APIA Scholars is proud to celebrate the LGTBQ+ community this June. More than 19% of our scholars identify as being part of the LGTBQ+ community and we strive to provide a safe and creative space for them to share and grow and where they can be recognized for their contributions. I would like for a moment to reflect on some of the very significant events that accelerated the pursuit of equal rights for individuals in our community and beyond.
The LGTBQ+ civil rights movement in the United States is filled with many moments of inspiration and hope, as well as frustration and loss. Amidst all the highs and lows, changemakers from a range of identities, including many AANHPI individuals, have left far-reaching impacts.
Tamara Ching, a transwoman of Native Hawaiian, Chinese, and German background, is one of the many AANHPI activists who has made a lasting mark. In 1966, Ching and others fought against police brutality in San Francisco’s Tenderloin District at The Compton Cafeteria, a restaurant safe and welcoming to drag queens. The uprising led to increases in transgender advocacy programs in San Francisco, and the event parallels the historic Stonewall uprising that would occur three years later. Ching’s activism over several decades surrounds issues relating to transgender anti-discrimination, support for transgender Asian immigrants, and HIV/AIDS education.
Vince Crisostomo is another AANHPI civil rights leader who was involved in work related to HIV/AIDS. He is known for being the first publicly “out” HIV-positive Chamorro at World AIDS Day in 1991. Crisostomo has been engaged in HIV/ AIDS work in Guam and advocacy across the Asia Pacific region.
In more recent years, we’ve seen significant strides in LGBTQ rights and federal policies. Several of these rulings were driven by AANHPI organizers. California Proposition 8, which banned same-sex marriage, was originally passed in 2008 then overturned in 2010. Among the plaintiffs whose lawsuit ultimately deemed Prop 8 as unconstitutional were Stuart Gaffney and his partner John Lewis, both outspoken advocates in the Freedom to Marry movement. Gaffney’s family history is deeply connected to the issue of marriage equality; his parents experienced their own struggle as an interracial Chinese and English/Irish couple. Gaffney and Lewis continue to bring awareness to marriage equality through public speaking and their non-profit work.

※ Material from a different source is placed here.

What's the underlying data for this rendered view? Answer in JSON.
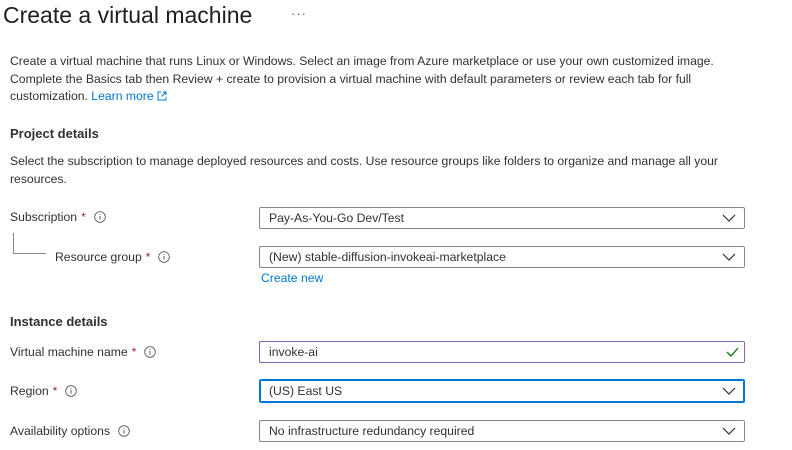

In 2011, another landmark decision relating to LGBTQ rights occurred, which was the repeal of the “Don’t Ask, Don’t Tell” federal policy. DADT was a ban on gay and lesbian service members in the U.S. military, and its repeal was catalyzed by events surrounding Dan Choi, a Korean-American former Army officer and Iraq War veteran. Choi publicly came out as gay in 2009, which quickly led to his dishonorable discharge. In response, Choi and other service members protested by handcuffing themselves to a fence at the White House in 2010. Choi played an instrumental role in highlighting LGBTQ discrimination in the military, and he was ultimately invited to attend the bill signing that ended DADT.
Today, AANHPI individuals continue to champion for the LGBTQ+ community and engage in work promoting visibility and equal rights. One of the many voices in the conversation is Alok Vaid-Menon, an author, artist, and nonbinary activist of Indian and Malaysian background. Vaid-Menon uses their platform to urge people to critique their understanding of gender and examine notions of masculinity, femininity, and standards of beauty.
These AANHPI activists whose work spans several decades are just some of many individuals dedicated to the fight for LGBTQ+ rights. Their commitment to advocacy and change, both as individuals and members of a larger movement, offers hope and a reminder of how far the movement for LGBTQ+ rights has come. But also, how much work remains for us to do.
While APIA Scholars celebrates the ongoing work toward LGBTQ+ equality, we also challenge you to consider how you can engage in deconstructing oppressive systems while pushing for continued progress.
Noël S. Harmon, PhD
President & Executive Director
President & Chief of Staff Intern